_Exercise:_ An exact reproduction of the data below is the required answer.

_Data provided:_
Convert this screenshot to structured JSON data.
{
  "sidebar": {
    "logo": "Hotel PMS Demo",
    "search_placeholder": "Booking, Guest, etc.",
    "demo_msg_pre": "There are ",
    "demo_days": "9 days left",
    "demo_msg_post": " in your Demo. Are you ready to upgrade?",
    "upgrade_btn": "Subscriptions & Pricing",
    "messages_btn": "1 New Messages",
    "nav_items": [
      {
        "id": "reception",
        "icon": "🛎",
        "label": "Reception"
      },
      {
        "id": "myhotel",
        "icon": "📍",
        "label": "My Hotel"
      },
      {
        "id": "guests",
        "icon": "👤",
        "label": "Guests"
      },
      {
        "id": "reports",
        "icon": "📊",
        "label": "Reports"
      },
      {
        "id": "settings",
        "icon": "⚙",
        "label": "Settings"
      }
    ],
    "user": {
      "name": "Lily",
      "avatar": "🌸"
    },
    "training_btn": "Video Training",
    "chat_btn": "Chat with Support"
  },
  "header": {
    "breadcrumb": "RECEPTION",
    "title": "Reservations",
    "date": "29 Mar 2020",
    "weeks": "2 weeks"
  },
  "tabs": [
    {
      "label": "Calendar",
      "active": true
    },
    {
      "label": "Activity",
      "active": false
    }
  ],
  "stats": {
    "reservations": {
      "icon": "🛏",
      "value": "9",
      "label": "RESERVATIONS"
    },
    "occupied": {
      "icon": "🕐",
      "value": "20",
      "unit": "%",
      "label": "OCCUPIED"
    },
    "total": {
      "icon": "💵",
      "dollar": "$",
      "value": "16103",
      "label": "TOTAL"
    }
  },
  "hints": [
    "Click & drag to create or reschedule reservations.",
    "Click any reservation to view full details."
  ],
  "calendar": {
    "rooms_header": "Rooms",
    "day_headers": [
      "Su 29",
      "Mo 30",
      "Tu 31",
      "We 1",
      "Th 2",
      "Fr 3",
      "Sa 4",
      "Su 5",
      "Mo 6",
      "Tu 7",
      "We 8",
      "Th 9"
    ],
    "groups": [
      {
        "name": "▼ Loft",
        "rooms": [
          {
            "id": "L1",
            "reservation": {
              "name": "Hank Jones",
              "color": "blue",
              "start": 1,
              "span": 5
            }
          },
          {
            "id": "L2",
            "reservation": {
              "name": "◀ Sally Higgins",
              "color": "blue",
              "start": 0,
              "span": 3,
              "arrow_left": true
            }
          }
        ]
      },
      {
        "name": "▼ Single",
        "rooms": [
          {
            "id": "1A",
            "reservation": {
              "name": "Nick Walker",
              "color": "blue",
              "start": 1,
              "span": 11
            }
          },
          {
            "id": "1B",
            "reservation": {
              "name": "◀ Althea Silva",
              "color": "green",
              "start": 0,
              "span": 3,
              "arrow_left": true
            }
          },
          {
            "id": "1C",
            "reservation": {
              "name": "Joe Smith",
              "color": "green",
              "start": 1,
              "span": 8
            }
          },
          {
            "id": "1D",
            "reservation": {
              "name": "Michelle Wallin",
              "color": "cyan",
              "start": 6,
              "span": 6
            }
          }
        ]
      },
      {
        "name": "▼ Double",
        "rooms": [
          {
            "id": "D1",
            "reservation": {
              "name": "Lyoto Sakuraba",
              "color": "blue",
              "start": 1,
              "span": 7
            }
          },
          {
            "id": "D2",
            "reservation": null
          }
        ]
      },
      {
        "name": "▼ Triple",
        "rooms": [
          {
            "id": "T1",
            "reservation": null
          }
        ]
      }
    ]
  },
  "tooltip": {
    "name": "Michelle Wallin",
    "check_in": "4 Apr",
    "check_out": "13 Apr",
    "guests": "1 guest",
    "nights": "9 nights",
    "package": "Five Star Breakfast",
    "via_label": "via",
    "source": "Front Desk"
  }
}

_Task output:_
Convert this screenshot to structured JSON data.
{
  "sidebar": {
    "logo": "Hotel PMS Demo",
    "search_placeholder": "Booking, Guest, etc.",
    "demo_msg_pre": "There are ",
    "demo_days": "9 days left",
    "demo_msg_post": " in your Demo. Are you ready to upgrade?",
    "upgrade_btn": "Subscriptions & Pricing",
    "messages_btn": "1 New Messages",
    "nav_items": [
      {
        "id": "reception",
        "icon": "🛎",
        "label": "Reception"
      },
      {
        "id": "myhotel",
        "icon": "📍",
        "label": "My Hotel"
      },
      {
        "id": "guests",
        "icon": "👤",
        "label": "Guests"
      },
      {
        "id": "reports",
        "icon": "📊",
        "label": "Reports"
      },
      {
        "id": "settings",
        "icon": "⚙",
        "label": "Settings"
      }
    ],
    "user": {
      "name": "Lily",
      "avatar": "🌸"
    },
    "training_btn": "Video Training",
    "chat_btn": "Chat with Support"
  },
  "header": {
    "breadcrumb": "RECEPTION",
    "title": "Reservations",
    "date": "29 Mar 2020",
    "weeks": "2 weeks"
  },
  "tabs": [
    {
      "label": "Calendar",
      "active": true
    },
    {
      "label": "Activity",
      "active": false
    }
  ],
  "stats": {
    "reservations": {
      "icon": "🛏",
      "value": "9",
      "label": "RESERVATIONS"
    },
    "occupied": {
      "icon": "🕐",
      "value": "20",
      "unit": "%",
      "label": "OCCUPIED"
    },
    "total": {
      "icon": "💵",
      "dollar": "$",
      "value": "16103",
      "label": "TOTAL"
    }
  },
  "hints": [
    "Click & drag to create or reschedule reservations.",
    "Click any reservation to view full details."
  ],
  "calendar": {
    "rooms_header": "Rooms",
    "day_headers": [
      "Su 29",
      "Mo 30",
      "Tu 31",
      "We 1",
      "Th 2",
      "Fr 3",
      "Sa 4",
      "Su 5",
      "Mo 6",
      "Tu 7",
      "We 8",
      "Th 9"
    ],
    "groups": [
      {
        "name": "▼ Loft",
        "rooms": [
          {
            "id": "L1",
            "reservation": {
              "name": "Hank Jones",
              "color": "blue",
              "start": 1,
              "span": 5
            }
          },
          {
            "id": "L2",
            "reservation": {
              "name": "◀ Sally Higgins",
              "color": "blue",
              "start": 0,
              "span": 3,
              "arrow_left": true
            }
          }
        ]
      },
      {
        "name": "▼ Single",
        "rooms": [
          {
            "id": "1A",
            "reservation": {
              "name": "Nick Walker",
              "color": "blue",
              "start": 1,
              "span": 11
            }
          },
          {
            "id": "1B",
            "reservation": {
              "name": "◀ Althea Silva",
              "color": "green",
              "start": 0,
              "span": 3,
              "arrow_left": true
            }
          },
          {
            "id": "1C",
            "reservation": {
              "name": "Joe Smith",
              "color": "green",
              "start": 1,
              "span": 8
            }
          },
          {
            "id": "1D",
            "reservation": {
              "name": "Michelle Wallin",
              "color": "cyan",
              "start": 6,
              "span": 6
            }
          }
        ]
      },
      {
        "name": "▼ Double",
        "rooms": [
          {
            "id": "D1",
            "reservation": {
              "name": "Lyoto Sakuraba",
              "color": "blue",
              "start": 1,
              "span": 7
            }
          },
          {
            "id": "D2",
            "reservation": null
          }
        ]
      },
      {
        "name": "▼ Triple",
        "rooms": [
          {
            "id": "T1",
            "reservation": null
          }
        ]
      }
    ]
  },
  "tooltip": {
    "name": "Michelle Wallin",
    "check_in": "4 Apr",
    "check_out": "13 Apr",
    "guests": "1 guest",
    "nights": "9 nights",
    "package": "Five Star Breakfast",
    "via_label": "via",
    "source": "Front Desk"
  }
}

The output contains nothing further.